By Stephen Schenck | November 30, 2010 4:39 PM
SRS Labs announced its plans to bring surround-sound-quality audio to the world of smartphones, by means of its SRS WideSurround technology.
The first device taking advantage of the SRS algorithms is Samsung’s Continuum Galaxy S phone, new to Verizon. SRS will likely license the technology to other smartphone manufacturers, though it hasn’t yet revealed a list of partners.

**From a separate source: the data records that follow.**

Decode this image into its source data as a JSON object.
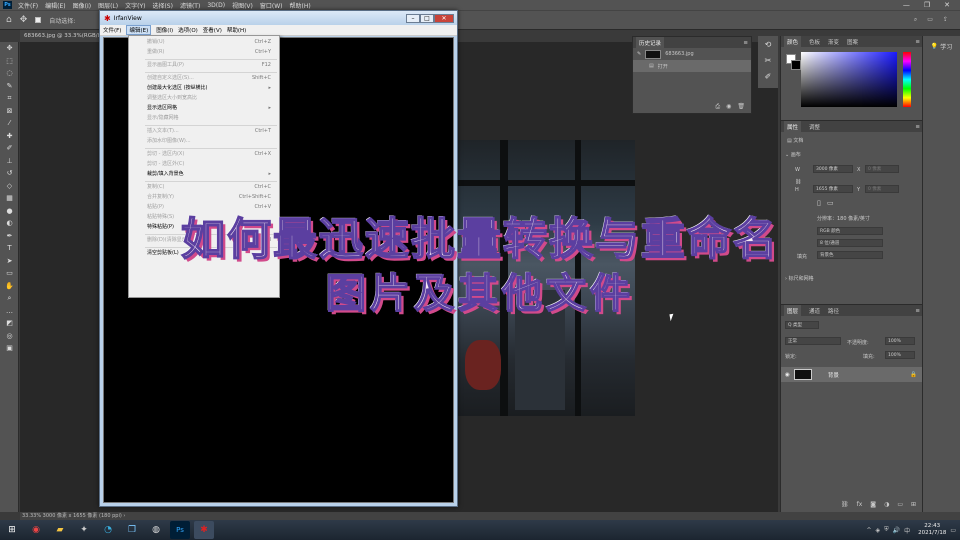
{
  "ps": {
    "menu": [
      "文件(F)",
      "编辑(E)",
      "图像(I)",
      "图层(L)",
      "文字(Y)",
      "选择(S)",
      "滤镜(T)",
      "3D(D)",
      "视图(V)",
      "窗口(W)",
      "帮助(H)"
    ],
    "logo": "Ps",
    "options_label": "自动选择:",
    "doc_tab": "683663.jpg @ 33.3%(RGB/8#)",
    "status": "33.33%   3000 像素 x 1655 像素 (180 ppi)   ›"
  },
  "history": {
    "tabs": [
      "历史记录"
    ],
    "snapshot": "683663.jpg",
    "step": "打开"
  },
  "color_panel": {
    "tabs": [
      "颜色",
      "色板",
      "渐变",
      "图案"
    ],
    "fg": "#ffffff",
    "bg": "#000000"
  },
  "properties": {
    "tabs": [
      "属性",
      "调整"
    ],
    "type": "文档",
    "section_canvas": "画布",
    "w_label": "W",
    "w_value": "3000 像素",
    "x_label": "X",
    "x_placeholder": "0 像素",
    "h_label": "H",
    "h_value": "1655 像素",
    "y_label": "Y",
    "y_placeholder": "0 像素",
    "resolution": "分辨率：180 像素/英寸",
    "mode": "RGB 颜色",
    "depth": "8 位/通道",
    "fill_label": "填充",
    "fill_value": "背景色",
    "section_rulers": "标尺和网格"
  },
  "layers": {
    "tabs": [
      "图层",
      "通道",
      "路径"
    ],
    "filter_value": "Q 类型",
    "blend": "正常",
    "opacity_label": "不透明度:",
    "opacity": "100%",
    "lock_label": "锁定:",
    "fill_label": "填充:",
    "fill": "100%",
    "layer_name": "背景"
  },
  "learn": {
    "label": "学习"
  },
  "irfan": {
    "title": "IrfanView",
    "menu": [
      "文件(F)",
      "编辑(E)",
      "图像(I)",
      "选项(O)",
      "查看(V)",
      "帮助(H)"
    ],
    "edit_items": [
      {
        "label": "撤销(U)",
        "shortcut": "Ctrl+Z",
        "dis": true
      },
      {
        "label": "重做(R)",
        "shortcut": "Ctrl+Y",
        "dis": true
      },
      {
        "sep": true
      },
      {
        "label": "显示画图工具(P)",
        "shortcut": "F12",
        "dis": true
      },
      {
        "sep": true
      },
      {
        "label": "创建自定义选区(S)...",
        "shortcut": "Shift+C",
        "dis": true
      },
      {
        "label": "创建最大化选区 (按纵横比)",
        "shortcut": "▸",
        "dis": false
      },
      {
        "label": "调整选区大小到宽高比",
        "shortcut": "",
        "dis": true
      },
      {
        "label": "显示选区网格",
        "shortcut": "▸",
        "dis": false
      },
      {
        "label": "显示/隐藏网格",
        "shortcut": "",
        "dis": true
      },
      {
        "sep": true
      },
      {
        "label": "插入文本(T)...",
        "shortcut": "Ctrl+T",
        "dis": true
      },
      {
        "label": "添加水印图像(W)...",
        "shortcut": "",
        "dis": true
      },
      {
        "sep": true
      },
      {
        "label": "剪切 - 选区内(X)",
        "shortcut": "Ctrl+X",
        "dis": true
      },
      {
        "label": "剪切 - 选区外(C)",
        "shortcut": "",
        "dis": true
      },
      {
        "label": "裁剪/填入背景色",
        "shortcut": "▸",
        "dis": false
      },
      {
        "sep": true
      },
      {
        "label": "复制(C)",
        "shortcut": "Ctrl+C",
        "dis": true
      },
      {
        "label": "合并复制(Y)",
        "shortcut": "Ctrl+Shift+C",
        "dis": true
      },
      {
        "label": "粘贴(P)",
        "shortcut": "Ctrl+V",
        "dis": true
      },
      {
        "label": "粘贴特殊(S)",
        "shortcut": "",
        "dis": true
      },
      {
        "label": "特殊粘贴(P)",
        "shortcut": "▸",
        "dis": false
      },
      {
        "sep": true
      },
      {
        "label": "删除(D)(清除显示)",
        "shortcut": "Del",
        "dis": true
      },
      {
        "sep": true
      },
      {
        "label": "清空剪贴板(L)",
        "shortcut": "",
        "dis": false
      }
    ]
  },
  "caption": {
    "line1": "如何最迅速批量转换与重命名",
    "line2": "图片及其他文件"
  },
  "taskbar": {
    "time": "22:43",
    "date": "2021/7/18",
    "ime": "中"
  }
}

The digital signal processing done as part of WideSurround subtly modifies the standard stereo going to a smartphone’s speakers and introduces slight delays in parts of the signal. When your brain interprets what it hears, it’s supposed to sound like the audio’s coming out of speakers farther apart than the phone’s dimensions would otherwise allow. This increased perception of signal separation hopefully produces a listening experience that sounds richer than you’d otherwise think a smartphone’s tiny speakers could pull off.

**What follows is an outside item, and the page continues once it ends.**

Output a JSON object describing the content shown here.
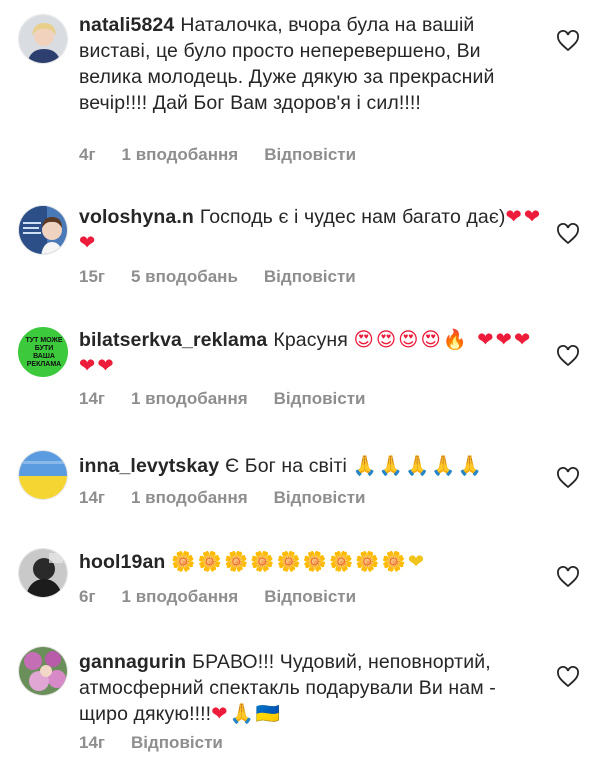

This technology isn’t exactly new, the basis of which has been used for decades in systems like Q Sound. Of course, as processors get more powerful, more advanced signal shaping can be done in real time, hopefully leading to a more natural-sounding effect. If you’ve had the chance to listen to a Continuum using SRS WideSurround, let us know what you thought. Does it impress, or just sound kind of echoy?
Source: SRS Labs